Last year while working in Maryland, I took a day to travel to Light Street in Baltimore to meet Jennie Alexander, author of the book “Make a Chair from a Tree.” Alexander is an iconic figure in woodworking and chairmaking, a term she would reject (or at least roll her eyes to when hearing). She calls herself an “informed amateur,” but has spent her entire life exploring how wooden parts […]
At this stage in my life, I cannot take woodworking classes. I have the will and the money, but I also have kids, a wife with a crazy job and my own endeavors – a publishing company, a custom furniture business and (oddly enough) a teaching schedule. So until I can make our home life look like Lake Placid, I am always looking for other ways to improve my work. […]
Once you set up a steambox, bending furniture parts is almost too easy. I’ve been bending wood using a variety of methods for the last 11 years. When I use steam, here is my current rig. The steambox can be almost any box. You want it to leak steam and water so it doesn’t become a bomb. So simply screwing together some scraps of CDX plywood makes a great steambox. […]
The Popular Woodworking Magazine editors have assembled a short “e-mag” of five of my most popular articles from the magazine that you can download for $3.99 from ShopWoodworking.com. Titled “The Best of Christopher Schwarz,” here’s what you get: The Dutch Tool Chest (small and large versions) This is a fantastic tool chest that I’ve used all over North America. It holds a shocking amount of tools, keeps them handy to […]
Author’s note: No, I haven’t gone all English or Canadian on you. The above headline is from the April 1925 edition of The Woodworker, my favorite old woodworking magazine. I enjoy reading magazines that were printed when hand tools still held sway in the home workshop. Below is a fantastic little centreing jig you can build in a few minutes from shop scraps. — Christopher Schwarz A CENTREING TOOL — […]
I have more than a dozen tool rolls I’ve bought over the years to store rasps, wrenches, auger bits, carving tools and so on. They are my favorite way to protect edge tools in a tool chest – and they are essential for traveling and site work. I’ve never bought the same brand of roll twice because I’m always looking for one that is better-made. Yesterday, I think I found […]
Before you read beyond the first few sentences of this blog entry, there a couple things you should know: I have no problems sharpening a drawknife. Never have (except that time in the 1990s where I ended in the ER for seven stitches). One of the first tools I inherited from my grandfather was his old drawknife, which I still use. I have just finished editing a chairmaking book by […]
The notched batten – also called a “doe’s foot” – is a great way to restrain your work on the bench without a tail vise. With a holdfast and a doe’s foot, you can even work across the grain aggressively and the work will stay in place. During the last couple years of using this appliance, mine have evolved. They started as mere pieces of solid wood. Then I added […]
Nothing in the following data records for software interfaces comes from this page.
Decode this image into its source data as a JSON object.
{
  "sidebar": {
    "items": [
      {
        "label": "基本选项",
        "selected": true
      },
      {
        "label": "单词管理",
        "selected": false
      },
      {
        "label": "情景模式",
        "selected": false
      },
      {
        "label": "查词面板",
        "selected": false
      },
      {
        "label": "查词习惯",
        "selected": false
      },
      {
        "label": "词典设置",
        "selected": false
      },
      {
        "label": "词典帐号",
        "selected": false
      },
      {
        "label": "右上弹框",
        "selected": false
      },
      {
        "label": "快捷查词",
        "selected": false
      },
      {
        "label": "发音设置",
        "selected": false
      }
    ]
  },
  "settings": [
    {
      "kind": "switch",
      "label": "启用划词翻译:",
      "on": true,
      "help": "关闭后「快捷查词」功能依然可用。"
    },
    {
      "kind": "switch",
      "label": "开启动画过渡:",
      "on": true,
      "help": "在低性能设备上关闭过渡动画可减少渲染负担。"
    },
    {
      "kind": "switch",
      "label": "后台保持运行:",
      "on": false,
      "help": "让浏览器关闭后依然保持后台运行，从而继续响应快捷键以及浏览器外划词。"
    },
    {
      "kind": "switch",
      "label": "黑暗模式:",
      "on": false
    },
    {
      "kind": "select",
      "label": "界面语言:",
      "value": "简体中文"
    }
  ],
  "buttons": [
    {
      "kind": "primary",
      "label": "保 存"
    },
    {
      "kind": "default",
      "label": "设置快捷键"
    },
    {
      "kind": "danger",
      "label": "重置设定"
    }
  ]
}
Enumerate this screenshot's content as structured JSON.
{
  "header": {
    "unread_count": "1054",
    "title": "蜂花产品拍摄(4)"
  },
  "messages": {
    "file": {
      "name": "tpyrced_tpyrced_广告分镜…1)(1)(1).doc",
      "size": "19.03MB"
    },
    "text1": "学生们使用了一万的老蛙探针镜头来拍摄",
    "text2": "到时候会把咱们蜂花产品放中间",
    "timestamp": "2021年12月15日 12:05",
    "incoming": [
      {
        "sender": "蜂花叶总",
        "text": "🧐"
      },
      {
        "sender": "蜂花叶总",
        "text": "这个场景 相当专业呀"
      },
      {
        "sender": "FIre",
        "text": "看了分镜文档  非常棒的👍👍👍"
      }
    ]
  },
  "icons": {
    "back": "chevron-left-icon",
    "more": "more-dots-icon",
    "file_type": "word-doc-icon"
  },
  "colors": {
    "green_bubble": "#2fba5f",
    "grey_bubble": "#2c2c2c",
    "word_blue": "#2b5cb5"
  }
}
Old tool chests typically have two weak spots: the bottom and the hinges. The bottom gets rotted out because tool chests end up in unfriendly, poorly drained areas. That’s why many tool chest bottoms are merely nailed on – so they can easily be replaced. The hinges usually fail because the screws come loose. Many tool chests are made from pine and the lids get a lot of abuse. When […]